As descendants of bipedal lizards with sprawling femora (see below), pterosaurs would have run like highly improved lizards (see video), likely during take-off without a headwind. The Bruce Jayne lab in Cincinnati, Ohio, documented a zebra-tailed lizard, Callisaurus draconoides, running quadrupedally and later in the video, bipedally (Irschick and Jayne 1999). Note, the heels of the lizard never touch the ground. Speeds reach 5 m/sec or 11 mph for a 10 cm (snout/vent) length. Note that footfalls occur every three body lengths. That’s fast! What could a better-equipped pterosaur do? We’ll have to wait for running/takeoff footprints to find out, but here is an animation of a running Quetzalcoatlus to fire-up your imagination (Figure 10). Successive footfalls occur at a snout to vent length, which is quite a distance!
Figure 10. Quetzalcoatlus running like a lizard prior to takeoff. Click to animate.
Figure 11. Click for video. Albatross take-off in a no headwind situation. Running and flapping provides sufficient airspeed to provide lift.
It is important to note that bird legs and pterosaur legs had one fundamental difference: bird femora are not only tucked close to the body they are constrained by torso skin from moving much. So bird strides really begin at the knee. Birds elongate their metatarsals to produce yet another flexible leg section (the so-called “backwards knee”). By contrast, pterosaur femora swing from the hip and they all had relatively short metatarsals. Thus any mathematical comparisons, like those performed by Habib (2008) between the two types of flyers are going to be affected by this basic difference.
We end with a video (Figure 11) of several albatross taking off in a no headwind situation. With headwind an albatross need only unfold and lift its wings to become airborne.
I respect Mike Habib’s mathematical studies on pterosaurs, but I remain his loyal opposition for the reasons listed above. We have corresponded on this problem without swaying each other. Look for more studies from him in the near future. We’re both looking for those elusive pterosaur take-off tracks that will prove our hypotheses!

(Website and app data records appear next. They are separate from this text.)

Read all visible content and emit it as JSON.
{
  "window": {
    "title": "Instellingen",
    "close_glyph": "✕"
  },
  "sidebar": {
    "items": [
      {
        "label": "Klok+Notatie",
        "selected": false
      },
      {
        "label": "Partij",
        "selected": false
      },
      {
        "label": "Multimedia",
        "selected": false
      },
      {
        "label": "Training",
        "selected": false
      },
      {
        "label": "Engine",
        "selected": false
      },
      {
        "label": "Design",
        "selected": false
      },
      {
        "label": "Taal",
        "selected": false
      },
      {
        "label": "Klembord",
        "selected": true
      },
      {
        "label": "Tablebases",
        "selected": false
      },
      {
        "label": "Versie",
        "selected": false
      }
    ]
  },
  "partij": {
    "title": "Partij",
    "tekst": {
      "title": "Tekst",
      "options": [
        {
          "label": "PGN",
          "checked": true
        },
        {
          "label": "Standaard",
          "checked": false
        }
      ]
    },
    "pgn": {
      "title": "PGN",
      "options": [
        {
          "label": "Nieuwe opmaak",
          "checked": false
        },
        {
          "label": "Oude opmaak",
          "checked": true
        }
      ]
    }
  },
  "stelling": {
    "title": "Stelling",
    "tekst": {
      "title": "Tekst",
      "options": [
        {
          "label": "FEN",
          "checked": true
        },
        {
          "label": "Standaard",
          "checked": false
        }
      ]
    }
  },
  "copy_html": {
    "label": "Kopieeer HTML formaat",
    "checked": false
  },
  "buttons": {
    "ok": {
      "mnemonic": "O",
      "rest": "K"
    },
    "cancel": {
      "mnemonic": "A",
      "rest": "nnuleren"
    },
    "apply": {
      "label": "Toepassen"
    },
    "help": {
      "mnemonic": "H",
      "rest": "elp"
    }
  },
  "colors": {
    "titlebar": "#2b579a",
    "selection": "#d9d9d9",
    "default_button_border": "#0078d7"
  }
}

Every week since it was originally posted, this report on pterosaur wing launching has been a very popular post. There’s more to this story in a more recent blog here.
Bennett SC 1997. The arboreal leaping theory of the origin of pterosaur flight. Historical Biology 123(4): 265-290.
Chatterjee S and Templin RJ 2004. Posture, locomotion, and paleoecologyof pterosaurs. The Geological Society of America Special Paper, 376:1–63.
Habib MB 2008. Comparative evidence for quadrupedal launch in pterosaurs. Zitteliana B28:159-166.
Mazin J-M, Billon-Bruyat J-P and Padian K 2009. First record of a pterosaur landing trackway. Proceedings of the Royal Society B doi: 10.1098/rspb.2009.1161 online paper
Padian K 1984. The origin of pterosaurs. In: Reif W-E. & F.Westphal, Eds. Proceedings of the Third Symposium on Mesozoic Terrestrial Ecosystems, Short Papers. Tübingen, Attempto Verlag: 163-168.
Schutt WA Jr, Altenbach JS, Chang YH, Cullinane DM, Hermanson JW, Muradali F and Bertram JEA 1997. The dynamics of flight-initiating jumps in the common vampire bat Desmodus rotundus. The Journal of Experimental Biology 200: 3003-3012.